Hurricane I

This is the first part of a two-part case.

You are on call covering a whole hospital of medicine patients when you get a call from a nurse that a patient who recently had an upper endoscopy has a sore throat. The patient is a 50 year old African American gentleman with hypertension and alcohol abuse who presented with coffee ground emesis. His EGD was negative. The plan on the sign out is to discharge him the following day. His labs look fine. You decide to write him for benzocaine 20% topical throat spray and his symptoms resolve.

Once the floor quiets down, you go to sleep, and at midnight, the nurse pages you and says the patient now has a headache, fatigue, and lethargy. You figure he's just not sleeping so you give him acetaminophen and zolpidem. You go back to bed.

At 3am, a code blue is called and you rush down to find...this patient. The code blue was called for respiratory depression and hypoxia. You note an oxygen saturation of 86% and the patient is minimally arousable. You go ahead and get an arterial blood gas, shown in the image. The patient's ABG is the tube on the left; a control ABG is on the right.
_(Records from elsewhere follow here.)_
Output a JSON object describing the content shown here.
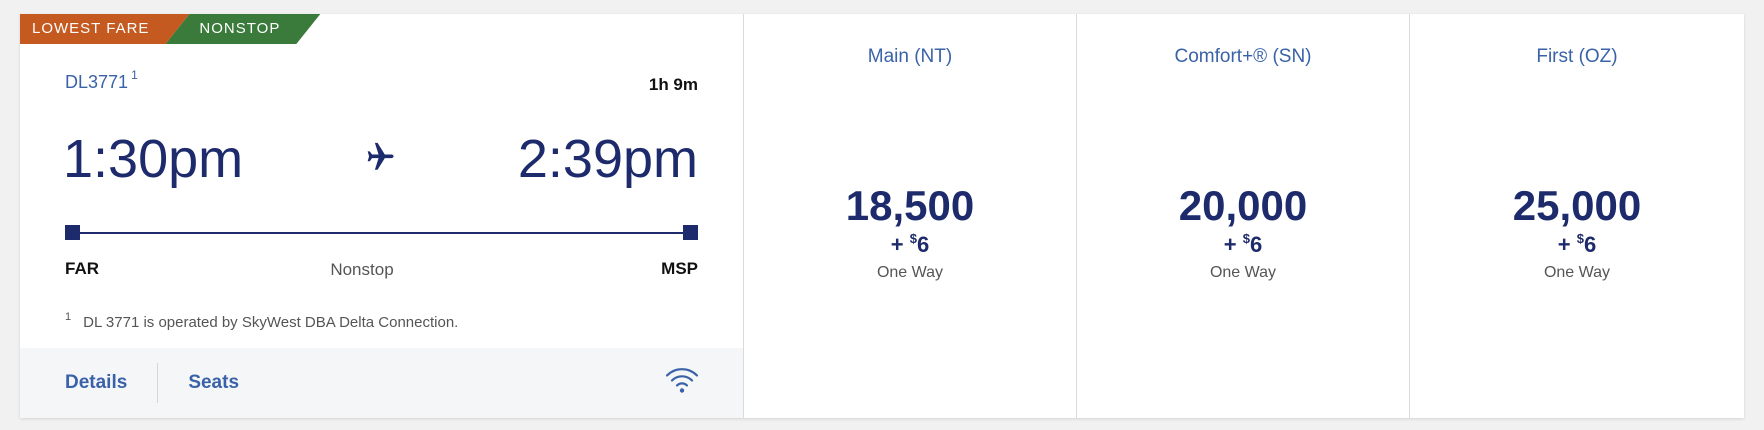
{
  "badges": {
    "lowest_fare": "LOWEST FARE",
    "nonstop": "NONSTOP"
  },
  "flight": {
    "number": "DL3771",
    "footnote_ref": "1",
    "duration": "1h 9m",
    "departure_time": "1:30pm",
    "arrival_time": "2:39pm",
    "origin": "FAR",
    "destination": "MSP",
    "stops": "Nonstop",
    "footnote_mark": "1",
    "footnote_text": "DL 3771 is operated by SkyWest DBA Delta Connection."
  },
  "actions": {
    "details": "Details",
    "seats": "Seats"
  },
  "icons": {
    "plane": "airplane-icon",
    "wifi": "wifi-icon"
  },
  "fares": [
    {
      "title": "Main (NT)",
      "miles": "18,500",
      "plus": "+",
      "currency": "$",
      "tax": "6",
      "type": "One Way"
    },
    {
      "title": "Comfort+® (SN)",
      "miles": "20,000",
      "plus": "+",
      "currency": "$",
      "tax": "6",
      "type": "One Way"
    },
    {
      "title": "First (OZ)",
      "miles": "25,000",
      "plus": "+",
      "currency": "$",
      "tax": "6",
      "type": "One Way"
    }
  ],
  "colors": {
    "brand_navy": "#1d2a6b",
    "link_blue": "#3a62a8",
    "badge_orange": "#c45a20",
    "badge_green": "#3a7a3a"
  }
}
Challenge: The results of the ABG are pending, but your initial diagnosis is...what?

Image shown under Fair Use.

5 comments:

tree said...

methemoglobinemia

sid said...

Methaemoglobinemia

Anonymous said...

methemoglobinemia 2/2 benzocaine

Irene said...

love this site, craig! I guess methemoglobinemia :)

Craig Chen said...

Yes! I actually got asked this by an attending today! Good thing I looked it up :)
-
Hurricane I

This is methemoglobinemia, and one of the most common acquired causes are topical anesthetics like benzocaine (also called “Hurricane spray”). The blood in an arterial blood gas is described as dark-red, chocolate, or brownish. In methemoglobinemia, the oxygen saturation is close to 85% but the PaO2 is normal.

Sources: UpToDate; www.nejm.org.